Radio Authority chairman Richard Hooper set out his “radical vision” to significantly deregulate the radio industry at the Radio Festival in Glasgow yesterday (Tuesday). He offered to set up a tier of not-for-profit radio stations to ensure plurality.

Hooper outlined the Radio Authority’s submission to the Department for Culture, Media and Sport/Department of Trade and Industry’s White Paper.

The Radio Authority proposes a Radio Regulator, within a vertically integrated “Ofcom”, with responsibility for licensing and content regulation for analogue and digital stations and multiplexes.

The regulatory body proposed liberalising national ownership by replacing the points system with UK competition rules, with local ownership of analogue and digital licences governed by “simple, transparent rules”. The proposed rules provide that where ten or more Independent Local Radio (ILR) analogue licences exist, no more than four may be owned by the same company to ensure plurality of ownership in place of the “current opaque system”.
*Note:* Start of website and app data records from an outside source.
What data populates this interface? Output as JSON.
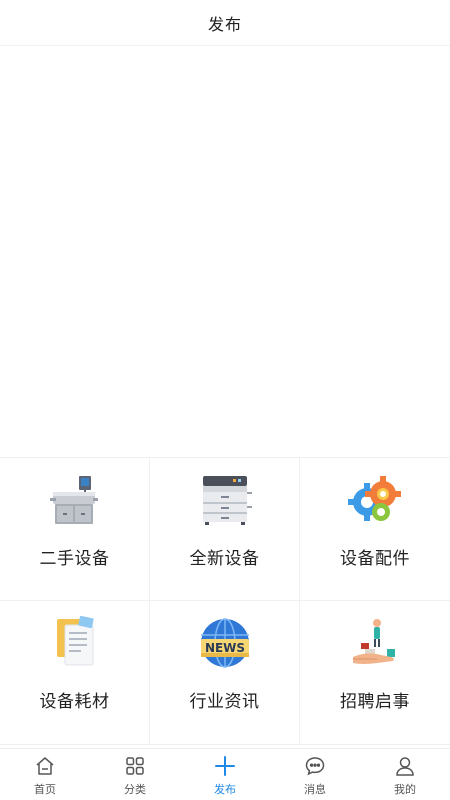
{
  "header": {
    "title": "发布"
  },
  "categories": [
    {
      "label": "二手设备",
      "icon": "used-equipment-icon"
    },
    {
      "label": "全新设备",
      "icon": "new-equipment-icon"
    },
    {
      "label": "设备配件",
      "icon": "gears-icon"
    },
    {
      "label": "设备耗材",
      "icon": "documents-icon"
    },
    {
      "label": "行业资讯",
      "icon": "news-globe-icon"
    },
    {
      "label": "招聘启事",
      "icon": "hand-figure-icon"
    }
  ],
  "tabbar": {
    "active_index": 2,
    "accent": "#1e88e5",
    "items": [
      {
        "label": "首页",
        "icon": "home-icon"
      },
      {
        "label": "分类",
        "icon": "grid-icon"
      },
      {
        "label": "发布",
        "icon": "plus-icon"
      },
      {
        "label": "消息",
        "icon": "chat-icon"
      },
      {
        "label": "我的",
        "icon": "user-icon"
      }
    ]
  }
}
The Radio Regulator would not have responsibility for licensing radio stations broadcasting over the Internet, telephone, cable and satellite platforms but would offer co-regulation of advertising and programming to these non-licensed stations.
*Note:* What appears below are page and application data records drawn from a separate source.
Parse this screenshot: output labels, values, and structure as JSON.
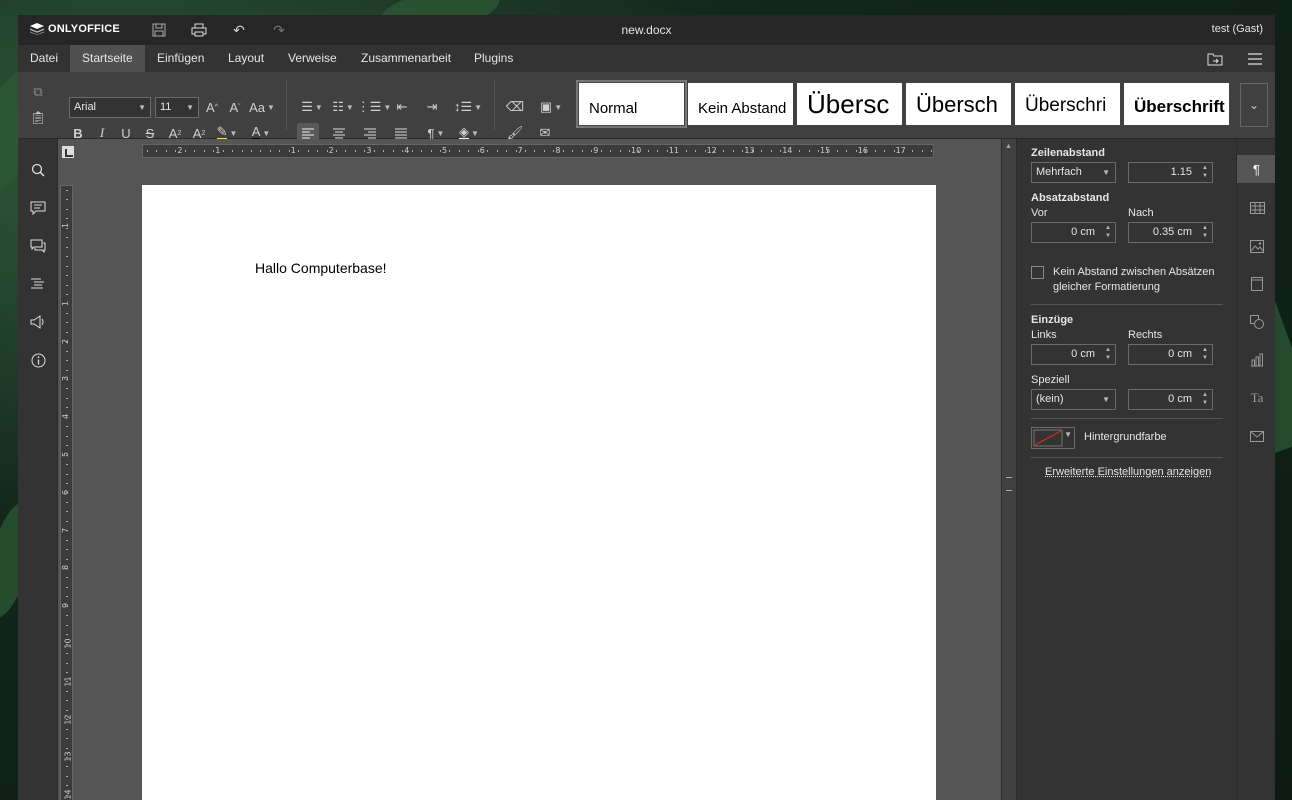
{
  "app": {
    "logo": "ONLYOFFICE",
    "document_title": "new.docx",
    "user": "test (Gast)"
  },
  "menu": {
    "tabs": [
      "Datei",
      "Startseite",
      "Einfügen",
      "Layout",
      "Verweise",
      "Zusammenarbeit",
      "Plugins"
    ],
    "active_tab": "Startseite"
  },
  "toolbar": {
    "font_name": "Arial",
    "font_size": "11",
    "styles": [
      "Normal",
      "Kein Abstand",
      "Übersc",
      "Übersch",
      "Überschri",
      "Überschrift"
    ]
  },
  "ruler": {
    "horizontal_labels": [
      "2",
      "1",
      "1",
      "2",
      "3",
      "4",
      "5",
      "6",
      "7",
      "8",
      "9",
      "10",
      "11",
      "12",
      "13",
      "14",
      "15",
      "16",
      "17"
    ],
    "vertical_labels": [
      "1",
      "1",
      "2",
      "3",
      "4",
      "5",
      "6",
      "7",
      "8",
      "9",
      "10",
      "11",
      "12",
      "13",
      "14"
    ]
  },
  "document": {
    "text": "Hallo Computerbase!"
  },
  "paragraph_settings": {
    "line_spacing_title": "Zeilenabstand",
    "line_spacing_mode": "Mehrfach",
    "line_spacing_value": "1.15",
    "paragraph_spacing_title": "Absatzabstand",
    "before_label": "Vor",
    "before_value": "0 cm",
    "after_label": "Nach",
    "after_value": "0.35 cm",
    "no_spacing_checkbox": "Kein Abstand zwischen Absätzen",
    "no_spacing_checkbox_2": "gleicher Formatierung",
    "indents_title": "Einzüge",
    "left_label": "Links",
    "left_value": "0 cm",
    "right_label": "Rechts",
    "right_value": "0 cm",
    "special_label": "Speziell",
    "special_value": "(kein)",
    "special_amount": "0 cm",
    "background_color_label": "Hintergrundfarbe",
    "advanced_link": "Erweiterte Einstellungen anzeigen"
  }
}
Public interest tests in cross-media ownership would be abolished in favour of measures ensuring plurality. The beauty parade method of licensing would continue to prevail over auctions.
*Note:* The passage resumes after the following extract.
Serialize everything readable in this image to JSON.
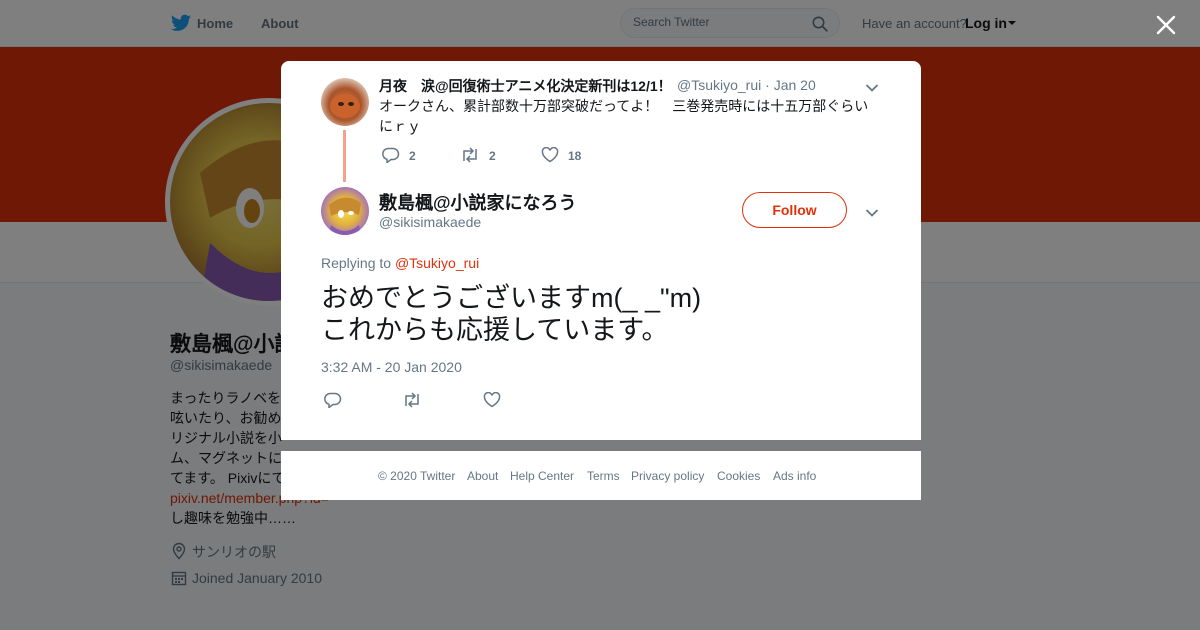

Introduction of a tier of not-for-profit radio stations called “Access Radio” is also proposed. Access Radio would be seed-corn funded by a new Radio Fund, drawn from sources such as a levy on national radio advertising revenue from ILR services.

Hooper also called for external regulation of the BBC under “Ofcom” saying: “As the BBC moves further into radio services and related audio output with commercial implications, they will need the regulation equivalent to that which applies to commercial broadcasters.”

There is also a proposal to extend ILR and Independent National Radio analogue licences from eight to 12 years.

Latest from Marketing Week

NOT REGISTERED? IT'S FREE, QUICK AND EASY!

Access Marketing Week’s wealth of insight, analysis and opinion that will help you do your job better.

Register and receive the best content from the only UK title 100% dedicated to serving marketers' needs.

We’ll ask you just a few questions about what you do and where you work. The more we know about our visitors, the better and more relevant content we can provide for them. And, yes, knowing our audience better helps us find commercial partners too. Don't worry, we won't share your information with other parties, unless you give us permission to do so.

Register now

THE BEST CONTENT

Our award winning editorial team (PPA Digital Brand of the Year) ask the big questions about the biggest issues on everything from strategy through to execution to help you navigate the fast moving modern marketing landscape.

THE BIGGEST ISSUES

From the opportunities and challenges of emerging technology to the need for greater effectiveness, from the challenge of measurement to building a marketing team fit for the future, we are your guide.

PERSONAL AND PROFESSIONAL DEVELOPMENT

Information, inspiration and advice from the marketing world and beyond that will help you develop as a marketer and as a leader.

Having problems?

Contact us on +44 (0)20 7292 3711 or email subscriptions@marketingweek.com

If you are looking for our Jobs site, please click here